  1. Learn about the Man in Black at Johnny Cash Museum

Johnny Cash, known as the “Man in Black,” had a hard scrabble life that he surmounted to win the Grammy award 17 times and become one of the most beloved stars of country music. Visit the museum in his honor in downtown Nashville.

Among the exhibits, the museum features handwritten lyrics for two of the most famous of the 1,500 songs Cash recorded: “Folsom Prison Blues” and “I Walk the Line.” Johnny Cash’s costumes, instruments, letters, artwork, and songs are on display. There’s also a museum store, where you can buy souvenirs, and a café next door, where you can buy whatever you need to fuel an extra hour of touring the museum.

  1. Belle Meade Historic Site

Built in 1845, the Belle Meade Mansion is designed in the Greek-Revival style and surrounded by what remains of the former antebellum plantation. During the two-day Civil War Battle of Nashville in 1864, Union and Confederate forces fought on the front yard of the mansion. Evidence of gunfire can still be seen in its tall stone columns.

Guided tours are available, including one that’s devoted to telling the history of the estate from the perspective of the slaves forced to work and live here. Attend one of the culinary experiences and seasonal programs offered at Belle Meade. Explore the plantation stables, gardens, and grounds. If time allows, be sure to grab a bite to eat at the on-site Harding House Restaurant, a popular spot for lunch or dinner. Belle Meade Historic Site is nine miles from downtown.

  1. Groove in Glorious Gardens at Gaylord Opryland Resort

You don’t need to be staying at the Gaylord Opryland Resort to enjoy its most famous asset: its collection of 50,000 tropical plants, many of which are rare international specimens. This magnificent exhibition is a visual and olfactory feast, housed on nine acres of indoor space and tended by 20 full-time horticulturalists. One-fifth of the collection is in the Garden Conservatory, which features palms and banana trees 60 feet tall. These plants were so tall, they had to be installed in the glass-topped atrium before its construction.

Florida was the source of more than 8,000 tropical ornamentals chosen for the Cascades Atrium.
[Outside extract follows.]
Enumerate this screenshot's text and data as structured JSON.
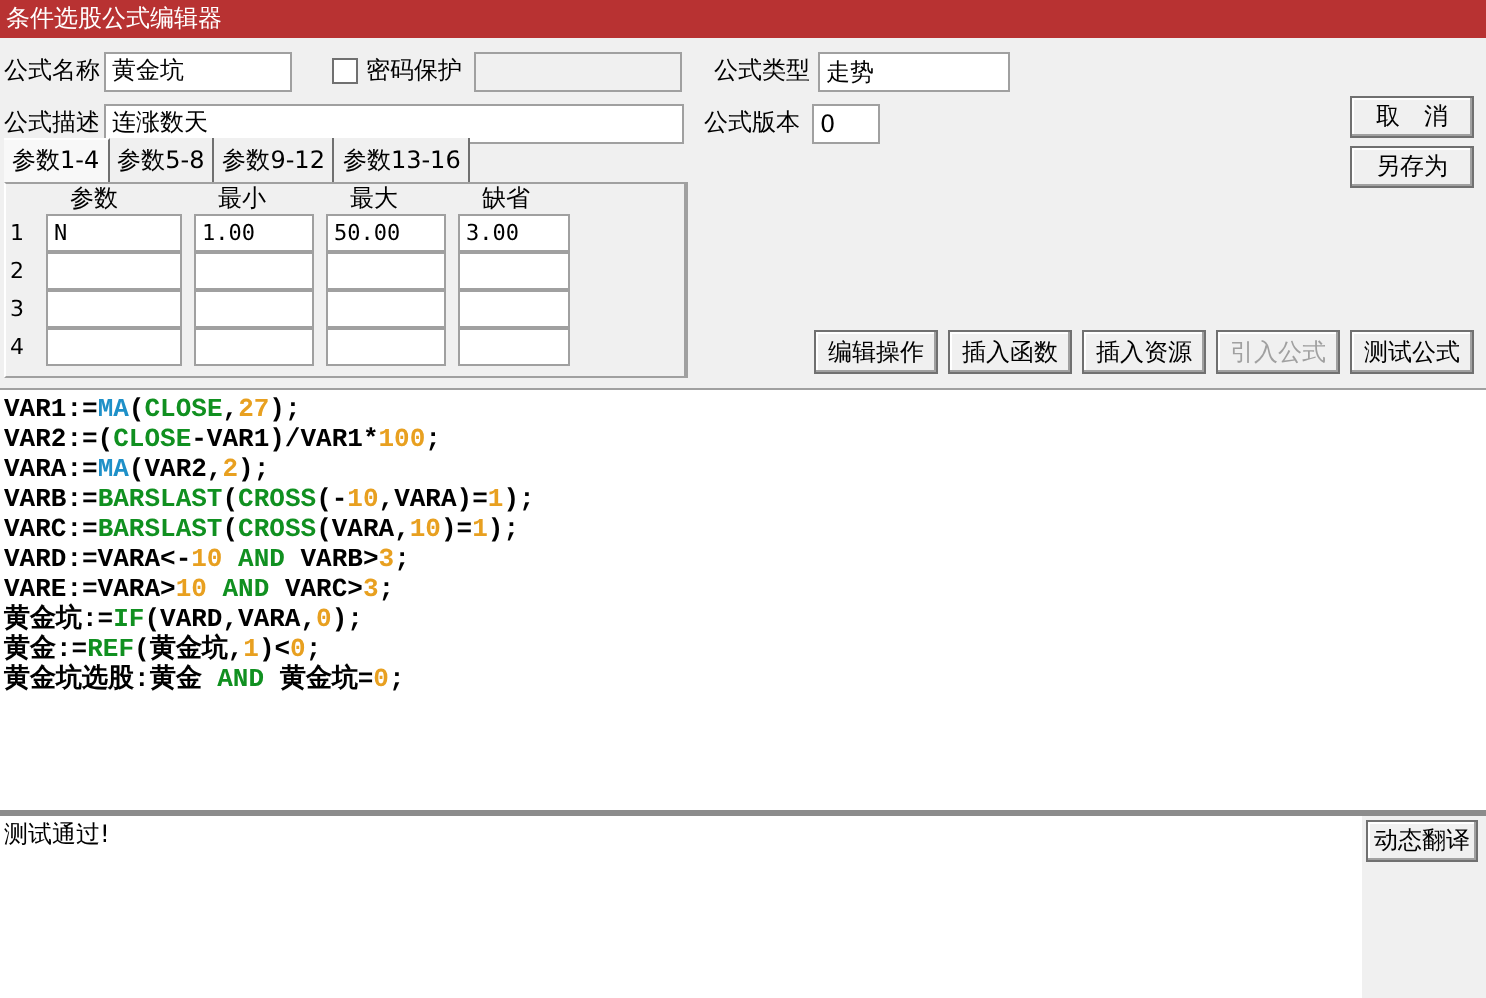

You’ll find a 40-foot palm tree, and ginger bushes as tall as the average man.